A holding company claimed input VAT deduction from procured services, which services it passed on as a contribution in kind to its subsidiary.
Due to the fact that the subsidiary only rendered VAT exempt supplies, a successful claim would have resulted in an expansion of the possibilities for input VAT deduction. In its judgment of 8 September 2022 (Case C-98/21), the ECJ upheld the doubts of the Federal Fiscal Court. The holding company was found not to be entitled to input VAT deduction.

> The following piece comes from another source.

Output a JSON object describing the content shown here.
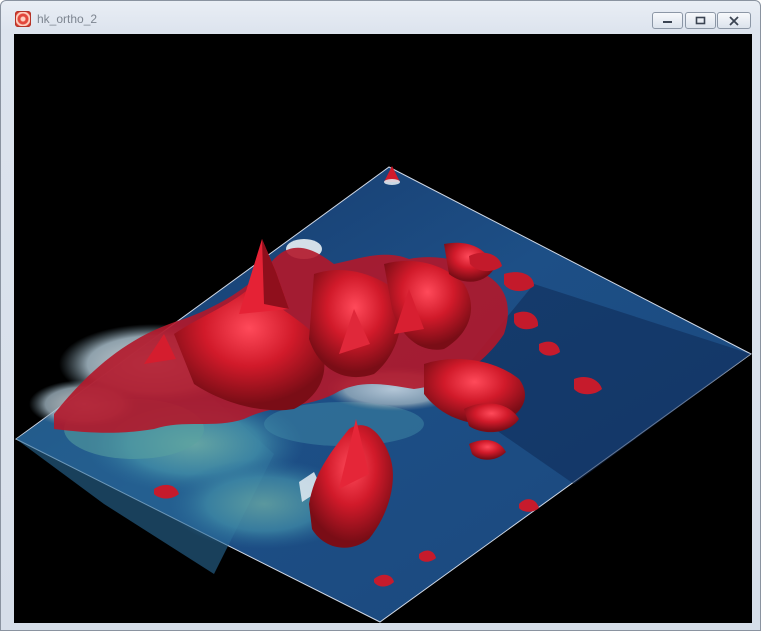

In its ruling of 07.11.2019, the German Federal Fiscal Court decided that the concept of immovable property for income tax purposes does not have to be congruent with that for VAT purposes. Rather, movable objects can also constitute buildings for income tax purposes. The German Ministry of Finance has taken this as an opportunity to update its letter on the topic of construction withholding tax. This subject is of special interest due to recent geopolitical developments and the associated rethinking of energy production - as the ruling dealt with photovoltaic systems. However, the scope of application is of course much broader and extends to cover all types of structures and parts thereof.
If the tax office denies a recipient his input VAT deduction, the recipient, under certain conditions, is granted a direct claim (= so-called Reemtsma claim) against the tax office.
Shortly after the Federal Ministry of Finance’s letter, the Fiscal Court of Münster referred a related question to the ECJ (decision of 27 June 2022 – 15 K 2327/20 AO; Schütte - C-453/22). It asked the ECJ to clarify some important questions of application. In essence, this concerns the relationship between the supplier’s VAT adjustment procedure of the unduly charged VAT and the recipient’s Reemtsma claim. It should also be clarified to what extent the beneficiary must take civil action as a matter of priority.